▸ **What you are asked to do**: Nothing in the records below may change; print them all exactly.

Data records for software interfaces:
- Opening Delimiter -

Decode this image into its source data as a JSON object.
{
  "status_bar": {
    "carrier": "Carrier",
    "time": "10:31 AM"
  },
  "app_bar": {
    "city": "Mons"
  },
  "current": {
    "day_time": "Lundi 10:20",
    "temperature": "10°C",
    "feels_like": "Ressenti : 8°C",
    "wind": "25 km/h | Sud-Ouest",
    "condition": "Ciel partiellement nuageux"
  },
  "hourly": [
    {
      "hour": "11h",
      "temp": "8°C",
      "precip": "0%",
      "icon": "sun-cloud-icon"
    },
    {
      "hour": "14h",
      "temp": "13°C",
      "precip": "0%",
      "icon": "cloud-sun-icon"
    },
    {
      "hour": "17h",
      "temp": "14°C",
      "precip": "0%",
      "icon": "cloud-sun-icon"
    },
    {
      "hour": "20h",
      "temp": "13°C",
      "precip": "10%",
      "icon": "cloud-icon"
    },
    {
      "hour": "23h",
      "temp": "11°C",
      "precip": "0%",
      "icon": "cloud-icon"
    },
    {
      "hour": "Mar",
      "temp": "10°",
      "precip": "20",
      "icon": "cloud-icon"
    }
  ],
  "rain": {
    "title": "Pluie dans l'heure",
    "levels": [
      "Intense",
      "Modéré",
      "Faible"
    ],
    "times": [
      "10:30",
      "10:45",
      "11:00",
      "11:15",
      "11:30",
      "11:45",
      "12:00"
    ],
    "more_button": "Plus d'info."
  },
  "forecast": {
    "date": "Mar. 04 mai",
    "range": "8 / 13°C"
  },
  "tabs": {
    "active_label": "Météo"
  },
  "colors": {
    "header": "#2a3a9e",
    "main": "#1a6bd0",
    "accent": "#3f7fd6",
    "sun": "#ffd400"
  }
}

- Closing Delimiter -

▸ **Output of the exercise**:
Decode this image into its source data as a JSON object.
{
  "status_bar": {
    "carrier": "Carrier",
    "time": "10:31 AM"
  },
  "app_bar": {
    "city": "Mons"
  },
  "current": {
    "day_time": "Lundi 10:20",
    "temperature": "10°C",
    "feels_like": "Ressenti : 8°C",
    "wind": "25 km/h | Sud-Ouest",
    "condition": "Ciel partiellement nuageux"
  },
  "hourly": [
    {
      "hour": "11h",
      "temp": "8°C",
      "precip": "0%",
      "icon": "sun-cloud-icon"
    },
    {
      "hour": "14h",
      "temp": "13°C",
      "precip": "0%",
      "icon": "cloud-sun-icon"
    },
    {
      "hour": "17h",
      "temp": "14°C",
      "precip": "0%",
      "icon": "cloud-sun-icon"
    },
    {
      "hour": "20h",
      "temp": "13°C",
      "precip": "10%",
      "icon": "cloud-icon"
    },
    {
      "hour": "23h",
      "temp": "11°C",
      "precip": "0%",
      "icon": "cloud-icon"
    },
    {
      "hour": "Mar",
      "temp": "10°",
      "precip": "20",
      "icon": "cloud-icon"
    }
  ],
  "rain": {
    "title": "Pluie dans l'heure",
    "levels": [
      "Intense",
      "Modéré",
      "Faible"
    ],
    "times": [
      "10:30",
      "10:45",
      "11:00",
      "11:15",
      "11:30",
      "11:45",
      "12:00"
    ],
    "more_button": "Plus d'info."
  },
  "forecast": {
    "date": "Mar. 04 mai",
    "range": "8 / 13°C"
  },
  "tabs": {
    "active_label": "Météo"
  },
  "colors": {
    "header": "#2a3a9e",
    "main": "#1a6bd0",
    "accent": "#3f7fd6",
    "sun": "#ffd400"
  }
}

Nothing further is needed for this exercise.